* Task brief
Each record must come back unchanged in your answer, stripped of its images.

Records excerpted from a collection:
----------------
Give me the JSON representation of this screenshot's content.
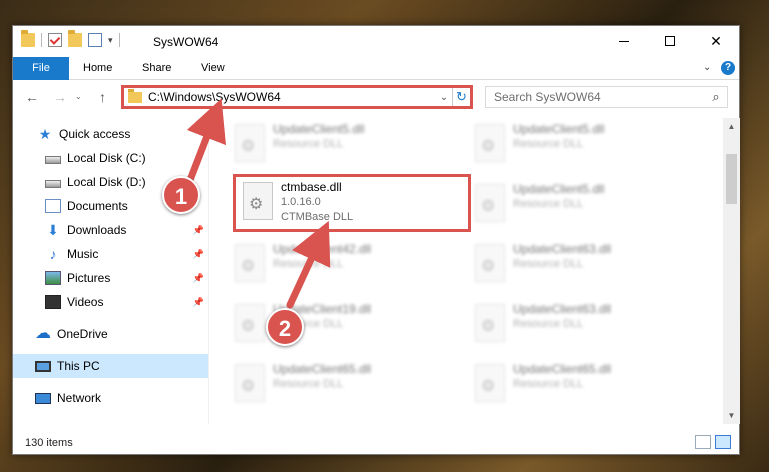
{
  "window": {
    "title": "SysWOW64",
    "qat_caret": "▾",
    "minimize": "",
    "maximize": "",
    "close": "✕"
  },
  "ribbon": {
    "tabs": [
      "File",
      "Home",
      "Share",
      "View"
    ],
    "expand": "⌄",
    "help": "?"
  },
  "nav": {
    "back": "←",
    "forward": "→",
    "recent": "⌄",
    "up": "↑",
    "address": "C:\\Windows\\SysWOW64",
    "address_dropdown": "⌄",
    "refresh": "↻",
    "search_placeholder": "Search SysWOW64",
    "search_icon": "⌕"
  },
  "sidebar": {
    "items": [
      {
        "label": "Quick access",
        "icon": "star-icon",
        "pinned": false
      },
      {
        "label": "Local Disk (C:)",
        "icon": "disk-icon",
        "pinned": false
      },
      {
        "label": "Local Disk (D:)",
        "icon": "disk-icon",
        "pinned": false
      },
      {
        "label": "Documents",
        "icon": "documents-icon",
        "pinned": false
      },
      {
        "label": "Downloads",
        "icon": "downloads-icon",
        "pinned": true
      },
      {
        "label": "Music",
        "icon": "music-icon",
        "pinned": true
      },
      {
        "label": "Pictures",
        "icon": "pictures-icon",
        "pinned": true
      },
      {
        "label": "Videos",
        "icon": "videos-icon",
        "pinned": true
      },
      {
        "label": "OneDrive",
        "icon": "onedrive-icon",
        "pinned": false
      },
      {
        "label": "This PC",
        "icon": "this-pc-icon",
        "pinned": false,
        "selected": true
      },
      {
        "label": "Network",
        "icon": "network-icon",
        "pinned": false
      }
    ],
    "pin_glyph": "📌"
  },
  "files": {
    "left": [
      {
        "name": "UpdateClient5.dll",
        "meta1": "Resource DLL",
        "meta2": ""
      },
      {
        "name": "ctmbase.dll",
        "meta1": "1.0.16.0",
        "meta2": "CTMBase DLL"
      },
      {
        "name": "UpdateClient42.dll",
        "meta1": "Resource DLL",
        "meta2": ""
      },
      {
        "name": "UpdateClient19.dll",
        "meta1": "Resource DLL",
        "meta2": ""
      },
      {
        "name": "UpdateClient65.dll",
        "meta1": "Resource DLL",
        "meta2": ""
      }
    ],
    "right": [
      {
        "name": "UpdateClient5.dll",
        "meta1": "Resource DLL"
      },
      {
        "name": "UpdateClient5.dll",
        "meta1": "Resource DLL"
      },
      {
        "name": "UpdateClient63.dll",
        "meta1": "Resource DLL"
      },
      {
        "name": "UpdateClient63.dll",
        "meta1": "Resource DLL"
      },
      {
        "name": "UpdateClient65.dll",
        "meta1": "Resource DLL"
      }
    ]
  },
  "status": {
    "item_count": "130 items"
  },
  "callouts": {
    "one": "1",
    "two": "2"
  },
  "colors": {
    "accent": "#1979ca",
    "highlight": "#d9534f",
    "selected": "#cce8ff"
  }
}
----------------
* Task answer
Give me the JSON representation of this screenshot's content.
{
  "window": {
    "title": "SysWOW64",
    "qat_caret": "▾",
    "minimize": "",
    "maximize": "",
    "close": "✕"
  },
  "ribbon": {
    "tabs": [
      "File",
      "Home",
      "Share",
      "View"
    ],
    "expand": "⌄",
    "help": "?"
  },
  "nav": {
    "back": "←",
    "forward": "→",
    "recent": "⌄",
    "up": "↑",
    "address": "C:\\Windows\\SysWOW64",
    "address_dropdown": "⌄",
    "refresh": "↻",
    "search_placeholder": "Search SysWOW64",
    "search_icon": "⌕"
  },
  "sidebar": {
    "items": [
      {
        "label": "Quick access",
        "icon": "star-icon",
        "pinned": false
      },
      {
        "label": "Local Disk (C:)",
        "icon": "disk-icon",
        "pinned": false
      },
      {
        "label": "Local Disk (D:)",
        "icon": "disk-icon",
        "pinned": false
      },
      {
        "label": "Documents",
        "icon": "documents-icon",
        "pinned": false
      },
      {
        "label": "Downloads",
        "icon": "downloads-icon",
        "pinned": true
      },
      {
        "label": "Music",
        "icon": "music-icon",
        "pinned": true
      },
      {
        "label": "Pictures",
        "icon": "pictures-icon",
        "pinned": true
      },
      {
        "label": "Videos",
        "icon": "videos-icon",
        "pinned": true
      },
      {
        "label": "OneDrive",
        "icon": "onedrive-icon",
        "pinned": false
      },
      {
        "label": "This PC",
        "icon": "this-pc-icon",
        "pinned": false,
        "selected": true
      },
      {
        "label": "Network",
        "icon": "network-icon",
        "pinned": false
      }
    ],
    "pin_glyph": "📌"
  },
  "files": {
    "left": [
      {
        "name": "UpdateClient5.dll",
        "meta1": "Resource DLL",
        "meta2": ""
      },
      {
        "name": "ctmbase.dll",
        "meta1": "1.0.16.0",
        "meta2": "CTMBase DLL"
      },
      {
        "name": "UpdateClient42.dll",
        "meta1": "Resource DLL",
        "meta2": ""
      },
      {
        "name": "UpdateClient19.dll",
        "meta1": "Resource DLL",
        "meta2": ""
      },
      {
        "name": "UpdateClient65.dll",
        "meta1": "Resource DLL",
        "meta2": ""
      }
    ],
    "right": [
      {
        "name": "UpdateClient5.dll",
        "meta1": "Resource DLL"
      },
      {
        "name": "UpdateClient5.dll",
        "meta1": "Resource DLL"
      },
      {
        "name": "UpdateClient63.dll",
        "meta1": "Resource DLL"
      },
      {
        "name": "UpdateClient63.dll",
        "meta1": "Resource DLL"
      },
      {
        "name": "UpdateClient65.dll",
        "meta1": "Resource DLL"
      }
    ]
  },
  "status": {
    "item_count": "130 items"
  },
  "callouts": {
    "one": "1",
    "two": "2"
  },
  "colors": {
    "accent": "#1979ca",
    "highlight": "#d9534f",
    "selected": "#cce8ff"
  }
}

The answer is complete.